I have often wondered what Dickens would have made of the musical, Oliver. There he was, writing a serious critique on London society and the workhouse, only to see it better known today as an all-singing, all-dancing extravaganza.
Dickens Unplugged is the new show by Adam Long, a founder member of the Reduced Shakespeare Company, whose Complete Works of Shakespeare (Abridged) occupied the Criterion Theatre for near on a decade. Given this, I was not expecting reverence for the man and his writing.
The production opens with a number by ‘the biggest Charles Dickens tribute band in Santa Cruz’ who proceed to perform the whole of Oliver in two minutes, loosely basing their music on Lionel Bart’s own score, so Oliver sings “where is lunch?” and Nancy sings “As long as he beats me”. Then Dickens himself turns up and harangues the group for making light of his work.
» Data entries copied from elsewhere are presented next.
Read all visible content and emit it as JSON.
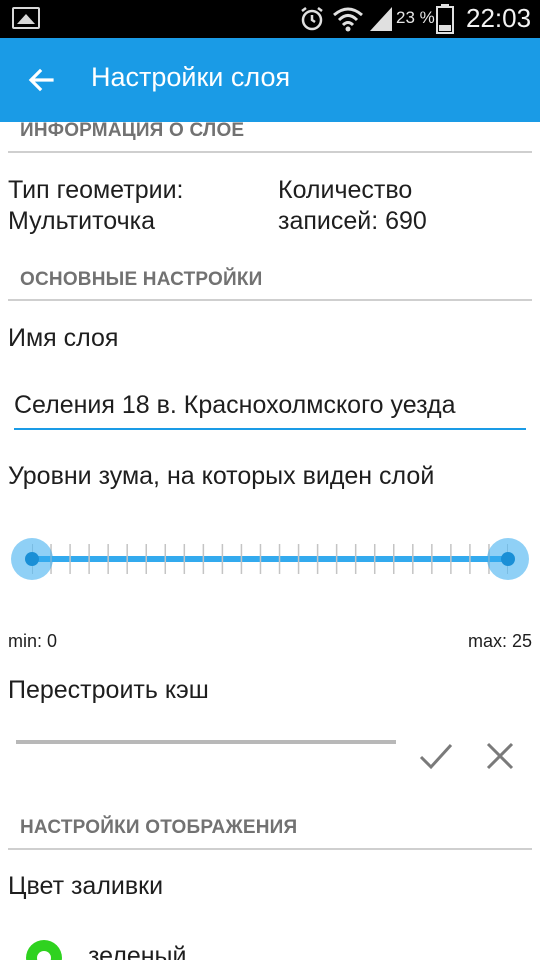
{
  "status_bar": {
    "battery_percent": "23 %",
    "time": "22:03",
    "icons": [
      "gallery-icon",
      "alarm-icon",
      "wifi-icon",
      "signal-icon",
      "battery-icon"
    ]
  },
  "app_bar": {
    "title": "Настройки слоя",
    "back_icon": "arrow-back-icon",
    "color": "#1a9be6"
  },
  "layer_info": {
    "header": "ИНФОРМАЦИЯ О СЛОЕ",
    "geometry_label": "Тип геометрии:",
    "geometry_value": "Мультиточка",
    "records_label": "Количество",
    "records_value": "записей: 690"
  },
  "basic_settings": {
    "header": "ОСНОВНЫЕ НАСТРОЙКИ",
    "layer_name_label": "Имя слоя",
    "layer_name_value": "Селения 18 в. Краснохолмского уезда",
    "zoom_label": "Уровни зума, на которых виден слой",
    "zoom_min_text": "min: 0",
    "zoom_max_text": "max: 25",
    "zoom_range": {
      "min": 0,
      "max": 25,
      "selected_low": 0,
      "selected_high": 25
    },
    "rebuild_cache_label": "Перестроить кэш",
    "confirm_icon": "check-icon",
    "cancel_icon": "close-icon"
  },
  "display_settings": {
    "header": "НАСТРОЙКИ ОТОБРАЖЕНИЯ",
    "fill_color_label": "Цвет заливки",
    "fill_color_value": "зеленый",
    "fill_color_hex": "#2fd21f"
  }
}
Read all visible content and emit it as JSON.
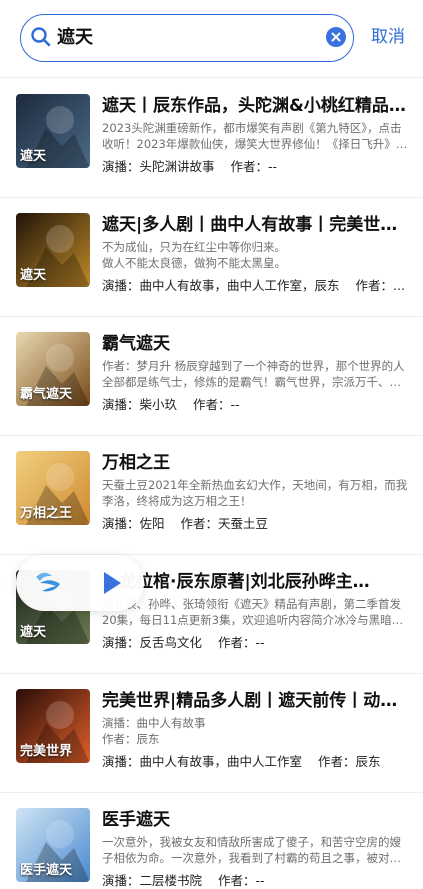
{
  "search": {
    "query": "遮天",
    "cancel_label": "取消"
  },
  "results": [
    {
      "title": "遮天丨辰东作品，头陀渊&小桃红精品…",
      "desc_lines": [
        "2023头陀渊重磅新作，都市爆笑有声剧《第九特区》，点击",
        "收听！2023年爆款仙侠，爆笑大世界修仙！《择日飞升》…"
      ],
      "meta": [
        "演播：头陀渊讲故事",
        "作者：--"
      ],
      "cover_text": "遮天",
      "cover_colors": [
        "#1c2a3c",
        "#4c6a88"
      ]
    },
    {
      "title": "遮天|多人剧丨曲中人有故事丨完美世…",
      "desc_lines": [
        "不为成仙，只为在红尘中等你归来。",
        "做人不能太良德，做狗不能太黑皇。"
      ],
      "meta": [
        "演播：曲中人有故事，曲中人工作室，辰东",
        "作者：..."
      ],
      "cover_text": "遮天",
      "cover_colors": [
        "#201408",
        "#c08a2a"
      ]
    },
    {
      "title": "霸气遮天",
      "desc_lines": [
        "作者：梦月升 杨辰穿越到了一个神奇的世界，那个世界的人",
        "全部都是练气士，修炼的是霸气！霸气世界，宗派万千、…"
      ],
      "meta": [
        "演播：柴小玖",
        "作者：--"
      ],
      "cover_text": "霸气遮天",
      "cover_colors": [
        "#e8d9b0",
        "#7a4a18"
      ]
    },
    {
      "title": "万相之王",
      "desc_lines": [
        "天蚕土豆2021年全新热血玄幻大作，天地间，有万相，而我",
        "李洛，终将成为这万相之王！"
      ],
      "meta": [
        "演播：佐阳",
        "作者：天蚕土豆"
      ],
      "cover_text": "万相之王",
      "cover_colors": [
        "#f0d080",
        "#d08a30"
      ]
    },
    {
      "title": "九龙拉棺·辰东原著|刘北辰孙晔主…",
      "desc_lines": [
        "刘北辰、孙晔、张琦领衔《遮天》精品有声剧，第二季首发",
        "20集，每日11点更新3集，欢迎追听内容简介冰冷与黑暗并…"
      ],
      "meta": [
        "演播：反舌鸟文化",
        "作者：--"
      ],
      "cover_text": "遮天",
      "cover_colors": [
        "#1e2820",
        "#6a7a50"
      ]
    },
    {
      "title": "完美世界|精品多人剧丨遮天前传丨动…",
      "desc_lines": [
        "演播：曲中人有故事",
        "作者：辰东"
      ],
      "meta": [
        "演播：曲中人有故事，曲中人工作室",
        "作者：辰东"
      ],
      "cover_text": "完美世界",
      "cover_colors": [
        "#2a0c08",
        "#e0602a"
      ]
    },
    {
      "title": "医手遮天",
      "desc_lines": [
        "一次意外，我被女友和情敌所害成了傻子，和苦守空房的嫂",
        "子相依为命。一次意外，我看到了村霸的苟且之事，被对…"
      ],
      "meta": [
        "演播：二层楼书院",
        "作者：--"
      ],
      "cover_text": "医手遮天",
      "cover_colors": [
        "#cfe4f4",
        "#4a8ad0"
      ]
    }
  ],
  "player": {
    "accent": "#3a72dd"
  },
  "colors": {
    "accent": "#2f6bd8",
    "divider": "#eeeeee"
  }
}
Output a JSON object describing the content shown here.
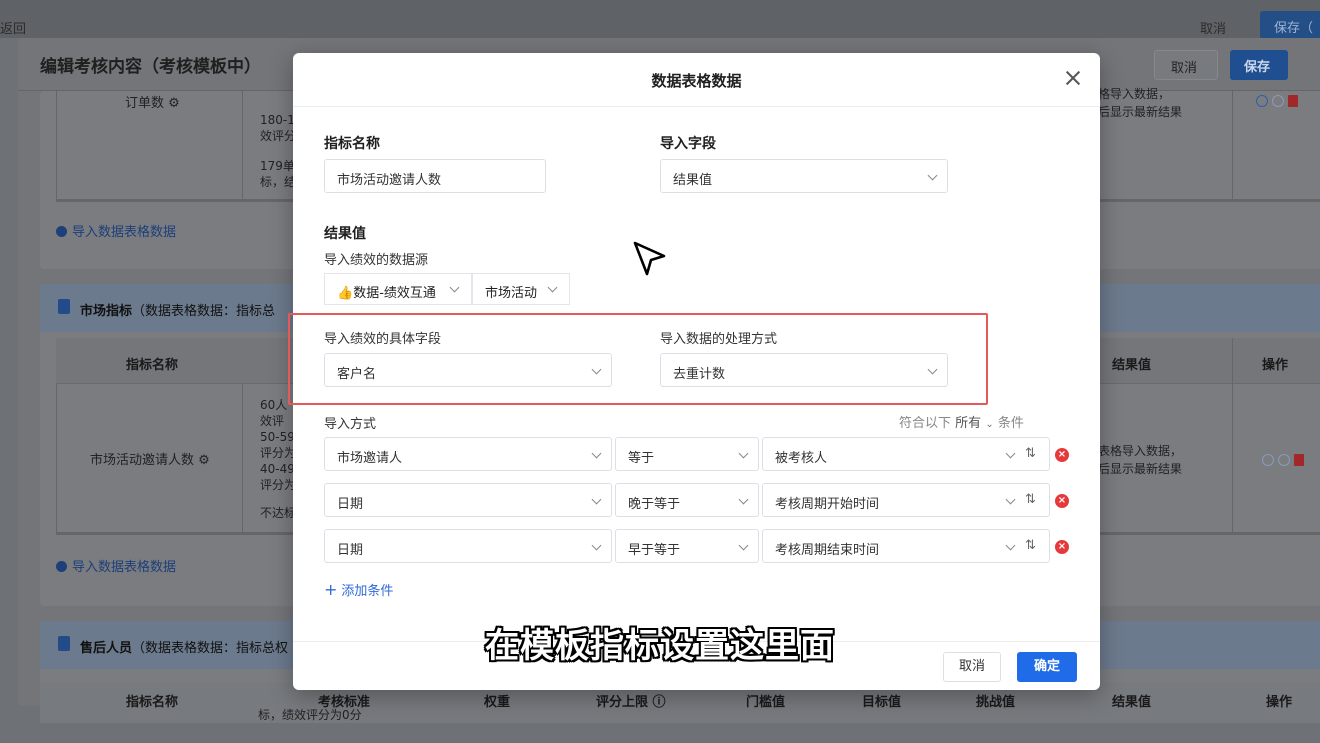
{
  "app": {
    "back_label": "返回",
    "top_cancel": "取消",
    "top_save": "保存（",
    "title": "编辑考核内容（考核模板中）",
    "header_cancel": "取消",
    "header_save": "保存"
  },
  "background": {
    "card1": {
      "metric_name": "订单数",
      "standard_lines": [
        "180-1",
        "效评分",
        "179单",
        "标，结"
      ],
      "result_note_lines": [
        "格导入数据，",
        "后显示最新结果"
      ],
      "import_link": "导入数据表格数据"
    },
    "card2": {
      "title_bold": "市场指标",
      "title_rest": "（数据表格数据：指标总",
      "col_name": "指标名称",
      "col_result": "结果值",
      "col_ops": "操作",
      "metric_name": "市场活动邀请人数",
      "standard_lines": [
        "60人",
        "效评",
        "50-59",
        "评分为",
        "40-49",
        "评分为",
        "不达标"
      ],
      "result_note_lines": [
        "表格导入数据，",
        "后显示最新结果"
      ],
      "import_link": "导入数据表格数据"
    },
    "card3": {
      "title_bold": "售后人员",
      "title_rest": "（数据表格数据：指标总权",
      "columns": [
        "指标名称",
        "考核标准",
        "权重",
        "评分上限 ⓘ",
        "门槛值",
        "目标值",
        "挑战值",
        "结果值",
        "操作"
      ],
      "peek_text": "标，绩效评分为0分"
    }
  },
  "modal": {
    "title": "数据表格数据",
    "metric_name_label": "指标名称",
    "metric_name_value": "市场活动邀请人数",
    "import_field_label": "导入字段",
    "import_field_value": "结果值",
    "result_section_label": "结果值",
    "datasource_label": "导入绩效的数据源",
    "datasource_app": "数据-绩效互通",
    "datasource_app_icon": "👍",
    "datasource_table": "市场活动",
    "specific_field_label": "导入绩效的具体字段",
    "specific_field_value": "客户名",
    "processing_label": "导入数据的处理方式",
    "processing_value": "去重计数",
    "import_method_label": "导入方式",
    "match_prefix": "符合以下",
    "match_mode": "所有",
    "match_suffix": "条件",
    "conditions": [
      {
        "field": "市场邀请人",
        "operator": "等于",
        "value": "被考核人"
      },
      {
        "field": "日期",
        "operator": "晚于等于",
        "value": "考核周期开始时间"
      },
      {
        "field": "日期",
        "operator": "早于等于",
        "value": "考核周期结束时间"
      }
    ],
    "add_condition": "添加条件",
    "cancel": "取消",
    "confirm": "确定"
  },
  "subtitle": "在模板指标设置这里面",
  "colors": {
    "primary": "#1f6be8",
    "highlight_box": "#e45a5a",
    "delete": "#e5393b"
  }
}
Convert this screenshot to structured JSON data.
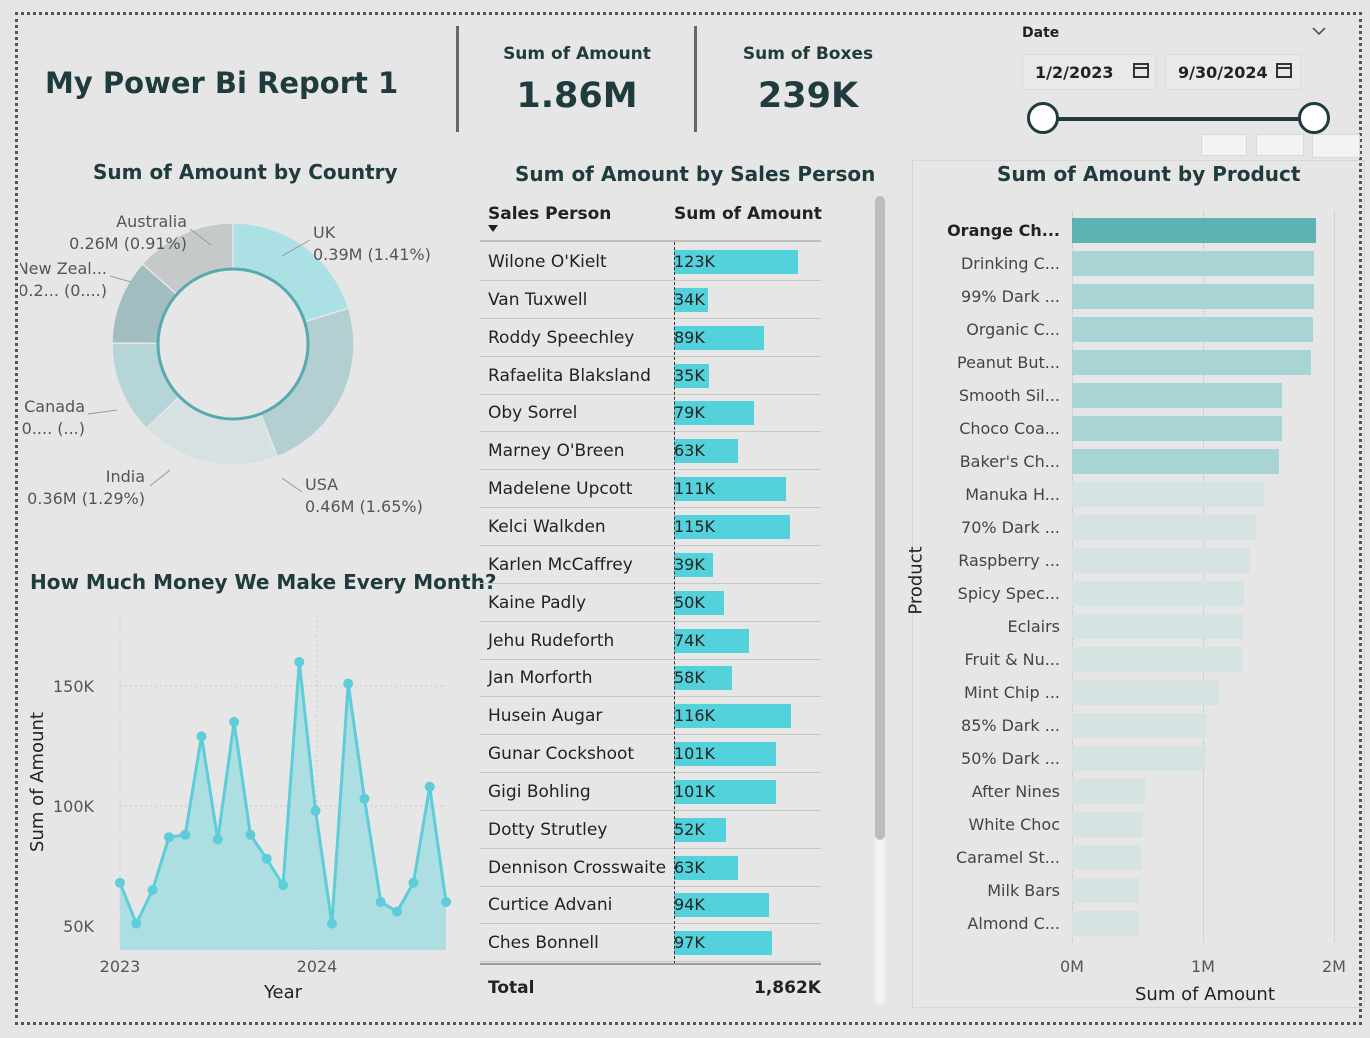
{
  "report": {
    "title": "My Power Bi Report 1"
  },
  "cards": [
    {
      "label": "Sum of Amount",
      "value": "1.86M"
    },
    {
      "label": "Sum of Boxes",
      "value": "239K"
    }
  ],
  "date_slicer": {
    "label": "Date",
    "start": "1/2/2023",
    "end": "9/30/2024"
  },
  "donut": {
    "title": "Sum of Amount by Country",
    "slices": [
      {
        "name": "UK",
        "detail": "0.39M (1.41%)",
        "value": 0.39,
        "color": "#abe0e4"
      },
      {
        "name": "USA",
        "detail": "0.46M (1.65%)",
        "value": 0.46,
        "color": "#b3cfd1"
      },
      {
        "name": "India",
        "detail": "0.36M (1.29%)",
        "value": 0.36,
        "color": "#d7e1e1"
      },
      {
        "name": "Canada",
        "detail": "0.... (...)",
        "value": 0.24,
        "color": "#b5d5d8"
      },
      {
        "name": "New Zeal...",
        "detail": "0.2... (0....)",
        "value": 0.22,
        "color": "#a2bdbf"
      },
      {
        "name": "Australia",
        "detail": "0.26M (0.91%)",
        "value": 0.26,
        "color": "#c6c9c9"
      }
    ]
  },
  "line_chart": {
    "title": "How Much Money We Make Every Month?",
    "xlabel": "Year",
    "ylabel": "Sum of Amount",
    "x_ticks": [
      "2023",
      "2024"
    ],
    "y_ticks": [
      "150K",
      "100K",
      "50K"
    ]
  },
  "sales_table": {
    "title": "Sum of Amount by Sales Person",
    "col1": "Sales Person",
    "col2": "Sum of Amount",
    "rows": [
      {
        "name": "Wilone O'Kielt",
        "label": "123K",
        "value": 123
      },
      {
        "name": "Van Tuxwell",
        "label": "34K",
        "value": 34
      },
      {
        "name": "Roddy Speechley",
        "label": "89K",
        "value": 89
      },
      {
        "name": "Rafaelita Blaksland",
        "label": "35K",
        "value": 35
      },
      {
        "name": "Oby Sorrel",
        "label": "79K",
        "value": 79
      },
      {
        "name": "Marney O'Breen",
        "label": "63K",
        "value": 63
      },
      {
        "name": "Madelene Upcott",
        "label": "111K",
        "value": 111
      },
      {
        "name": "Kelci Walkden",
        "label": "115K",
        "value": 115
      },
      {
        "name": "Karlen McCaffrey",
        "label": "39K",
        "value": 39
      },
      {
        "name": "Kaine Padly",
        "label": "50K",
        "value": 50
      },
      {
        "name": "Jehu Rudeforth",
        "label": "74K",
        "value": 74
      },
      {
        "name": "Jan Morforth",
        "label": "58K",
        "value": 58
      },
      {
        "name": "Husein Augar",
        "label": "116K",
        "value": 116
      },
      {
        "name": "Gunar Cockshoot",
        "label": "101K",
        "value": 101
      },
      {
        "name": "Gigi Bohling",
        "label": "101K",
        "value": 101
      },
      {
        "name": "Dotty Strutley",
        "label": "52K",
        "value": 52
      },
      {
        "name": "Dennison Crosswaite",
        "label": "63K",
        "value": 63
      },
      {
        "name": "Curtice Advani",
        "label": "94K",
        "value": 94
      },
      {
        "name": "Ches Bonnell",
        "label": "97K",
        "value": 97
      }
    ],
    "total_label": "Total",
    "total_value": "1,862K"
  },
  "product_chart": {
    "title": "Sum of Amount by Product",
    "ylabel": "Product",
    "xlabel": "Sum of Amount",
    "x_ticks": [
      "0M",
      "1M",
      "2M"
    ]
  },
  "chart_data": [
    {
      "type": "area",
      "title": "How Much Money We Make Every Month?",
      "xlabel": "Year",
      "ylabel": "Sum of Amount",
      "x": [
        "2023-01",
        "2023-02",
        "2023-03",
        "2023-04",
        "2023-05",
        "2023-06",
        "2023-07",
        "2023-08",
        "2023-09",
        "2023-10",
        "2023-11",
        "2023-12",
        "2024-01",
        "2024-02",
        "2024-03",
        "2024-04",
        "2024-05",
        "2024-06",
        "2024-07",
        "2024-08",
        "2024-09"
      ],
      "values": [
        68000,
        51000,
        65000,
        87000,
        88000,
        129000,
        86000,
        135000,
        88000,
        78000,
        67000,
        160000,
        98000,
        51000,
        151000,
        103000,
        60000,
        56000,
        68000,
        108000,
        60000
      ],
      "ylim": [
        40000,
        170000
      ],
      "grid": true,
      "color": "#5ccdd9"
    },
    {
      "type": "bar",
      "orientation": "horizontal",
      "title": "Sum of Amount by Product",
      "xlabel": "Sum of Amount",
      "ylabel": "Product",
      "xlim": [
        0,
        2000000
      ],
      "categories": [
        "Orange Ch...",
        "Drinking C...",
        "99% Dark ...",
        "Organic C...",
        "Peanut But...",
        "Smooth Sil...",
        "Choco Coa...",
        "Baker's Ch...",
        "Manuka H...",
        "70% Dark ...",
        "Raspberry ...",
        "Spicy Spec...",
        "Eclairs",
        "Fruit & Nu...",
        "Mint Chip ...",
        "85% Dark ...",
        "50% Dark ...",
        "After Nines",
        "White Choc",
        "Caramel St...",
        "Milk Bars",
        "Almond C..."
      ],
      "values": [
        1860000,
        1850000,
        1845000,
        1840000,
        1825000,
        1605000,
        1600000,
        1580000,
        1465000,
        1405000,
        1360000,
        1315000,
        1305000,
        1295000,
        1120000,
        1030000,
        1025000,
        560000,
        545000,
        535000,
        515000,
        510000
      ],
      "colors": {
        "top": "#5fb2b3",
        "mid": "#a9d4d6",
        "low": "#d6e3e3"
      }
    }
  ]
}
This sets the tone for the evening. Yes, Dickens Unplugged is silly stuff, not to be taken too seriously, but Long brings in elements of Dickens the writer and lets the audience see how what happened in his own life influenced the characters in his novels.
When David Copperfield is performed, we actually see Mr Micawber challenging Dickens over why he had to put him through so much. To most questions, Dickens answers because that’s what people really went through, but for one he has to concede ‘because it was funny’. It reveals perfectly how Dickens’ favouring of the grotesque in his works derived from a need to temper hard-hitting representations of real life with marketability. In addition, Dickens’ marrying of David Copperfield to the ‘bimbo’, Dora Spenlow, is shown to represent his own first ‘disastrous’ marriage.
These moments of attempted insight are paired with moments of crude humour including a parody of A Christmas Carol in which Tiny Tim’s crutch doubles as an electric guitar.
The show is performed by a talented five-man cast who each play many parts with energy and a notable slickness. The music is hardly Sondheim (or even Lloyd Webber) but the simple folk melodies serve their purpose in bringing out the humorous lyrics. With the band consisting of guitars, a double bass and a man hitting his hand on a suitcase for rhythm, the music really is unplugged.
As with Long’s shows for the RSC, there are numerous references to other works, from Jerry Springer: The Opera to Sondheim’s Sweeney Todd. But this current production is not in the same league as Long’s Shakespeare show. Three of the novels are condensed into minute long songs; fine in the case of Bleak House and The Old Curiosity Shop, but a serious mistake in the case of Great Expectations. There is so much comedy potential, and the piece is so well known, that Long is missing a whole host of tricks by rushing through it so quickly.
Dickens Unplugged is no masterpiece, and if you’re looking for great comedy, biting parody, or first class music, it is probably one to miss. But if, on the other hand, you are content to have a fun evening that scores not too badly on all of these criteria, then you could certainly do worse.